Vaginal dryness is a common symptom of menopause, although it can occur at any age from a number of different reasons. It is an uncomfortable problem where thinning and inflammation of the vaginal walls occur due to a drop in estrogen levels. Estrogen is a female hormone designed to maintain the fluid and keep the lining of the vagina thick, elastic and healthy.

Typically, a thin layer of clear fluid coats the vaginal walls. When hormonal changes take over, such as during menopause, the amount of clear liquid available drops due to a drop in estrogen levels.

Vaginal dryness can have a huge impact on an individual’s sex life if not treated. Fortunately, there are several treatment options for vaginal dryness, generally involving vaginal estrogen therapy, which is used to increase estrogen levels and reduce the risk of urinary tract infections.



Common signs and symptoms associated with vaginal dryness include:

  • Itching around the vaginal opening and the lower part of the vagina
  • Burning sensation
  • Soreness
  • Painful sexual intercourse
  • Discomfort
  • Loss of vaginal elasticity
  • Frequent urination
  • Recurrent urinary tract infections



The main cause of vaginal dryness is a drop in estrogen levels. Estrogen is a female hormone designed to keep vaginal tissue healthy by maintaining normal vaginal lubrication. When hormonal changes take place, a drop in estrogen levels causes something called vaginal atrophy.

Vaginal atrophy causes a reduction in the amount and consistency of moisture in the vaginal lining, in turn making the vaginal lining thinner and less elastic, as well as increasing the risk of contracting urinary tract infections.

There are a number of causes that can trigger vaginal dryness. They include:

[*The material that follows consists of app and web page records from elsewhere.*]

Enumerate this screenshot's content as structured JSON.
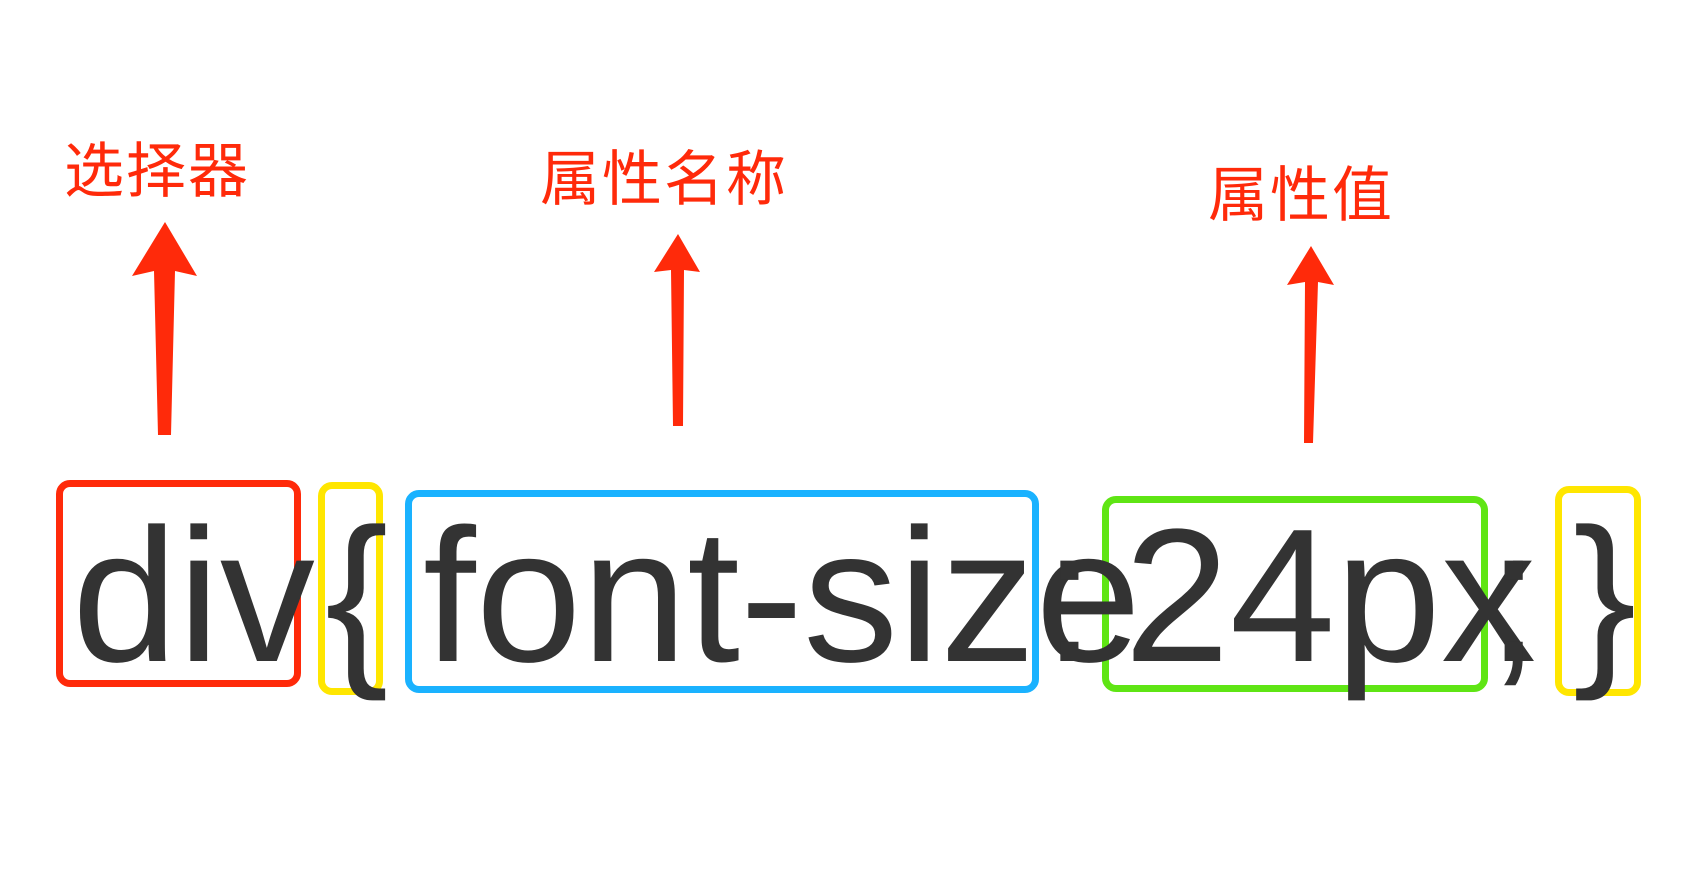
{
  "annotations": {
    "selector": "选择器",
    "property_name": "属性名称",
    "property_value": "属性值"
  },
  "code": {
    "selector": "div",
    "open_brace": "{",
    "property_name": "font-size",
    "colon": ":",
    "property_value": "24px",
    "semicolon": ";",
    "close_brace": "}"
  },
  "colors": {
    "annotation_red": "#ff2a0a",
    "selector_box": "#ff2a0a",
    "brace_box": "#ffe600",
    "property_name_box": "#1ab2ff",
    "property_value_box": "#5fe514",
    "code_text": "#333333"
  }
}
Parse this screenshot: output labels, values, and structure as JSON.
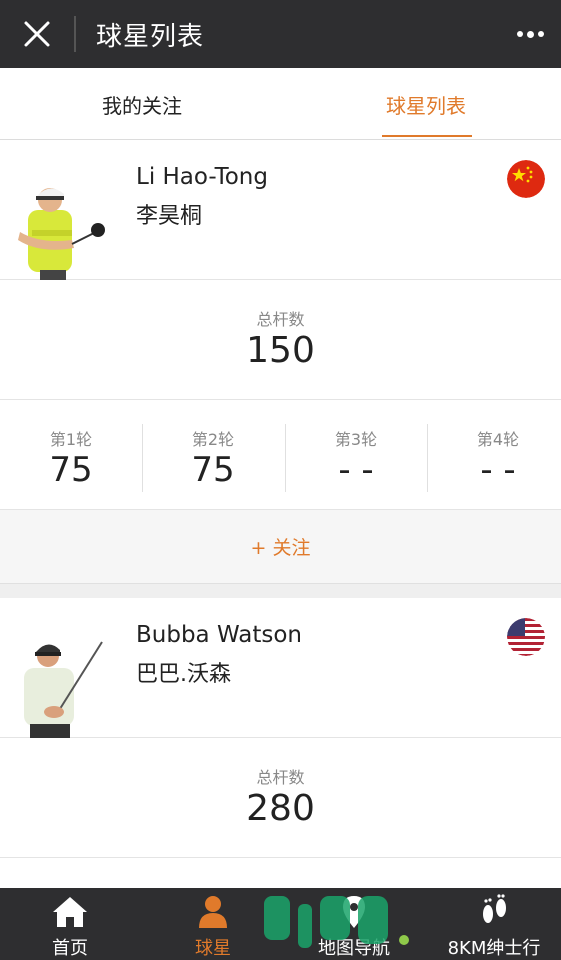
{
  "topbar": {
    "title": "球星列表",
    "close_icon": "close-icon",
    "more_icon": "more-dots-icon"
  },
  "tabs": [
    {
      "label": "我的关注",
      "active": false
    },
    {
      "label": "球星列表",
      "active": true
    }
  ],
  "players": [
    {
      "name_en": "Li Hao-Tong",
      "name_cn": "李昊桐",
      "country_flag": "china-flag-icon",
      "total_label": "总杆数",
      "total": "150",
      "rounds": [
        {
          "label": "第1轮",
          "value": "75"
        },
        {
          "label": "第2轮",
          "value": "75"
        },
        {
          "label": "第3轮",
          "value": "- -"
        },
        {
          "label": "第4轮",
          "value": "- -"
        }
      ],
      "follow_label": "+ 关注"
    },
    {
      "name_en": "Bubba Watson",
      "name_cn": "巴巴.沃森",
      "country_flag": "usa-flag-icon",
      "total_label": "总杆数",
      "total": "280"
    }
  ],
  "bottom_nav": [
    {
      "label": "首页",
      "icon": "home-icon",
      "active": false
    },
    {
      "label": "球星",
      "icon": "person-icon",
      "active": true
    },
    {
      "label": "地图导航",
      "icon": "map-pin-icon",
      "active": false
    },
    {
      "label": "8KM绅士行",
      "icon": "footprints-icon",
      "active": false
    }
  ],
  "colors": {
    "accent": "#e07a2b",
    "bar": "#2e2e30",
    "watermark_green": "#1aa36a"
  }
}
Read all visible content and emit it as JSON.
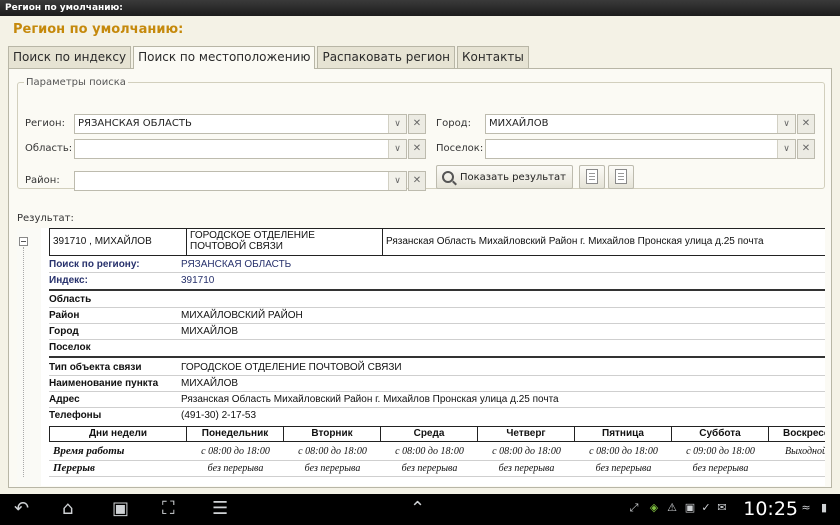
{
  "window": {
    "title": "Регион по умолчанию:"
  },
  "header": {
    "title": "Регион по умолчанию:"
  },
  "tabs": [
    {
      "label": "Поиск по индексу"
    },
    {
      "label": "Поиск по местоположению"
    },
    {
      "label": "Распаковать регион"
    },
    {
      "label": "Контакты"
    }
  ],
  "params": {
    "legend": "Параметры поиска",
    "region_label": "Регион:",
    "region_value": "РЯЗАНСКАЯ ОБЛАСТЬ",
    "oblast_label": "Область:",
    "oblast_value": "",
    "rayon_label": "Район:",
    "rayon_value": "",
    "city_label": "Город:",
    "city_value": "МИХАЙЛОВ",
    "village_label": "Поселок:",
    "village_value": "",
    "show_button": "Показать результат"
  },
  "result": {
    "label": "Результат:",
    "header_row": {
      "code_city": "391710 , МИХАЙЛОВ",
      "office_type_line1": "ГОРОДСКОЕ ОТДЕЛЕНИЕ",
      "office_type_line2": "ПОЧТОВОЙ СВЯЗИ",
      "address": "Рязанская Область Михайловский Район г. Михайлов Пронская улица д.25   почта"
    },
    "search_region_label": "Поиск по региону:",
    "search_region_value": "РЯЗАНСКАЯ ОБЛАСТЬ",
    "index_label": "Индекс:",
    "index_value": "391710",
    "oblast_label": "Область",
    "oblast_value": "",
    "rayon_label": "Район",
    "rayon_value": "МИХАЙЛОВСКИЙ РАЙОН",
    "city_label": "Город",
    "city_value": "МИХАЙЛОВ",
    "village_label": "Поселок",
    "village_value": "",
    "obj_type_label": "Тип объекта связи",
    "obj_type_value": "ГОРОДСКОЕ ОТДЕЛЕНИЕ ПОЧТОВОЙ СВЯЗИ",
    "point_name_label": "Наименование пункта",
    "point_name_value": "МИХАЙЛОВ",
    "address_label": "Адрес",
    "address_value": "Рязанская Область Михайловский Район г. Михайлов Пронская улица д.25   почта",
    "phones_label": "Телефоны",
    "phones_value": "(491-30) 2-17-53",
    "schedule": {
      "days_header": "Дни недели",
      "days": [
        "Понедельник",
        "Вторник",
        "Среда",
        "Четверг",
        "Пятница",
        "Суббота",
        "Воскресенье"
      ],
      "work_label": "Время работы",
      "work": [
        "с 08:00 до 18:00",
        "с 08:00 до 18:00",
        "с 08:00 до 18:00",
        "с 08:00 до 18:00",
        "с 08:00 до 18:00",
        "с 09:00 до 18:00",
        "Выходной"
      ],
      "break_label": "Перерыв",
      "breaks": [
        "без перерыва",
        "без перерыва",
        "без перерыва",
        "без перерыва",
        "без перерыва",
        "без перерыва",
        ""
      ]
    }
  },
  "statusbar": {
    "time": "10:25"
  }
}
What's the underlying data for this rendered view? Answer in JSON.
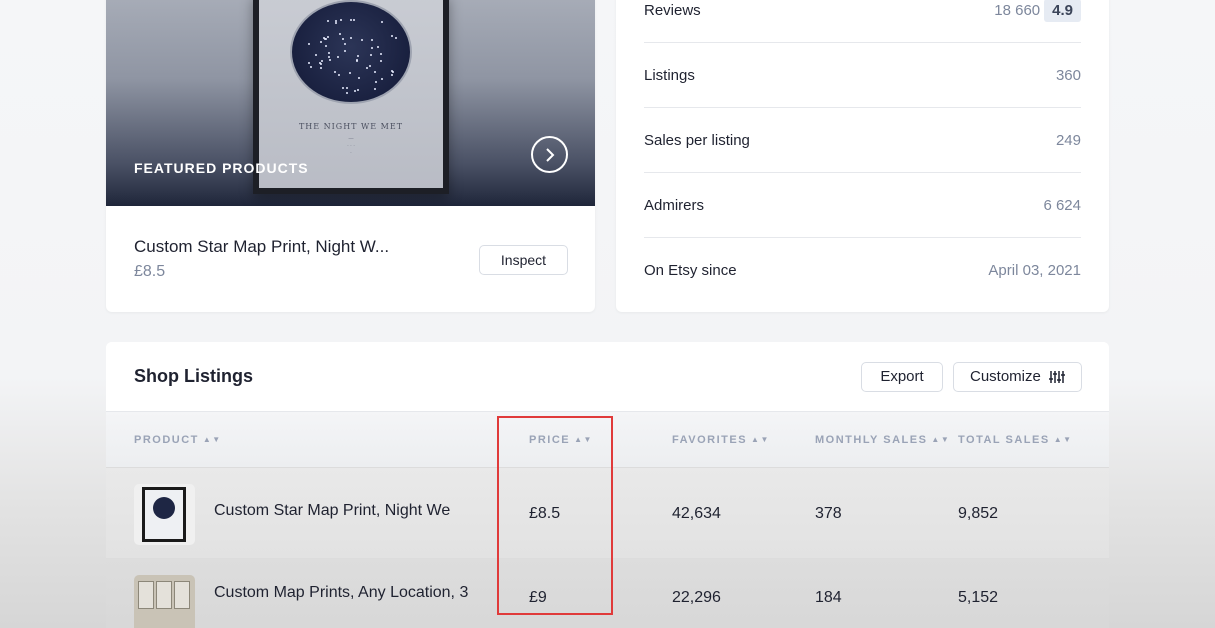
{
  "featured": {
    "poster_caption": "THE NIGHT WE MET",
    "label": "FEATURED PRODUCTS",
    "product_title": "Custom Star Map Print, Night W...",
    "product_price": "£8.5",
    "inspect_label": "Inspect",
    "next_icon": "chevron-right-icon"
  },
  "stats": [
    {
      "label": "Reviews",
      "value": "18 660",
      "badge": "4.9"
    },
    {
      "label": "Listings",
      "value": "360"
    },
    {
      "label": "Sales per listing",
      "value": "249"
    },
    {
      "label": "Admirers",
      "value": "6 624"
    },
    {
      "label": "On Etsy since",
      "value": "April 03, 2021"
    }
  ],
  "listings": {
    "title": "Shop Listings",
    "export_label": "Export",
    "customize_label": "Customize",
    "columns": [
      "PRODUCT",
      "PRICE",
      "FAVORITES",
      "MONTHLY SALES",
      "TOTAL SALES"
    ],
    "rows": [
      {
        "product": "Custom Star Map Print, Night We",
        "price": "£8.5",
        "favorites": "42,634",
        "monthly_sales": "378",
        "total_sales": "9,852"
      },
      {
        "product": "Custom Map Prints, Any Location, 3",
        "price": "£9",
        "favorites": "22,296",
        "monthly_sales": "184",
        "total_sales": "5,152"
      }
    ]
  },
  "colors": {
    "highlight": "#e03a3a",
    "muted_text": "#7d879c",
    "header_text": "#9aa3b6"
  }
}
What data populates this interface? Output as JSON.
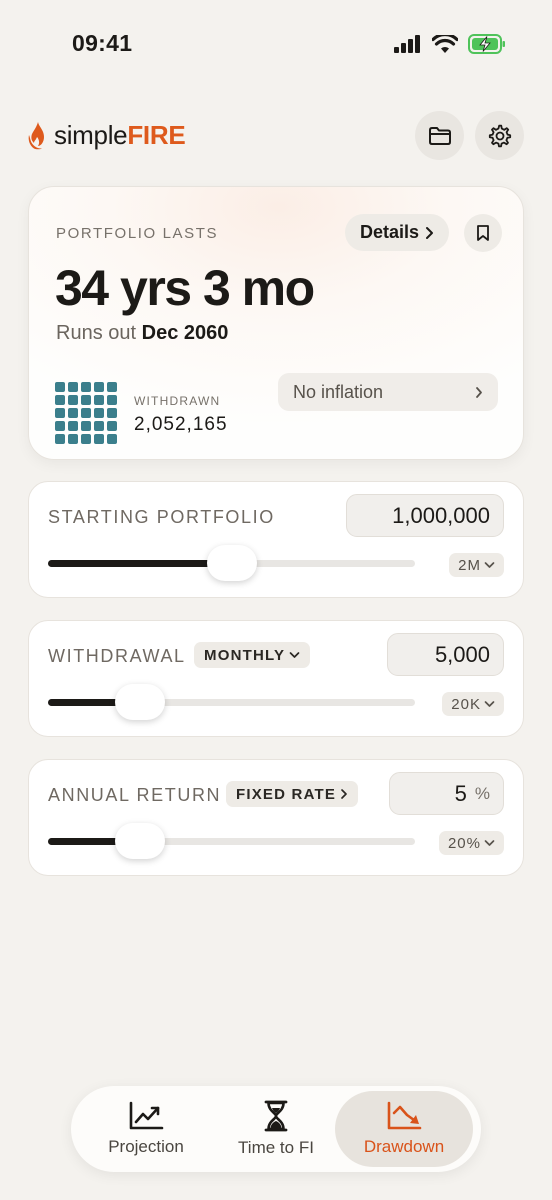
{
  "status_bar": {
    "time": "09:41"
  },
  "app": {
    "name_part1": "simple",
    "name_part2": "FIRE"
  },
  "header": {
    "folder_icon": "folder-icon",
    "settings_icon": "gear-icon"
  },
  "hero": {
    "label": "PORTFOLIO LASTS",
    "details_label": "Details",
    "value": "34 yrs 3 mo",
    "runs_out_prefix": "Runs out",
    "runs_out_date": "Dec 2060",
    "withdrawn_label": "WITHDRAWN",
    "withdrawn_value": "2,052,165",
    "inflation_label": "No inflation"
  },
  "controls": {
    "starting_portfolio": {
      "label": "STARTING PORTFOLIO",
      "value": "1,000,000",
      "max": "2M",
      "slider_fraction": 0.5
    },
    "withdrawal": {
      "label": "WITHDRAWAL",
      "frequency": "MONTHLY",
      "value": "5,000",
      "max": "20K",
      "slider_fraction": 0.25
    },
    "annual_return": {
      "label": "ANNUAL RETURN",
      "mode": "FIXED RATE",
      "value": "5",
      "unit": "%",
      "max": "20%",
      "slider_fraction": 0.25
    }
  },
  "tabs": [
    {
      "label": "Projection",
      "icon": "chart-up-icon",
      "active": false
    },
    {
      "label": "Time to FI",
      "icon": "hourglass-icon",
      "active": false
    },
    {
      "label": "Drawdown",
      "icon": "chart-down-icon",
      "active": true
    }
  ],
  "colors": {
    "accent": "#de5a1c",
    "grid": "#3b7f8c",
    "ink": "#1c1a17"
  }
}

  • Menopause or perimenopause
  • Giving birth
  • Smoking
  • Breast-feeding
  • Effects on the ovaries from cancer therapy (radiation therapy, hormone therapy and chemotherapy)
  • Surgical removal of the ovaries
  • Certain Immune disorders (Sjogren’s syndrome)
  • Certain anti-estrogen medications (such as those used to treat breast cancer)
  • Douching: The process of cleansing the vagina with a liquid preparation
  • Stress
  • Pool or hot tub chemicals
  • Relationship issues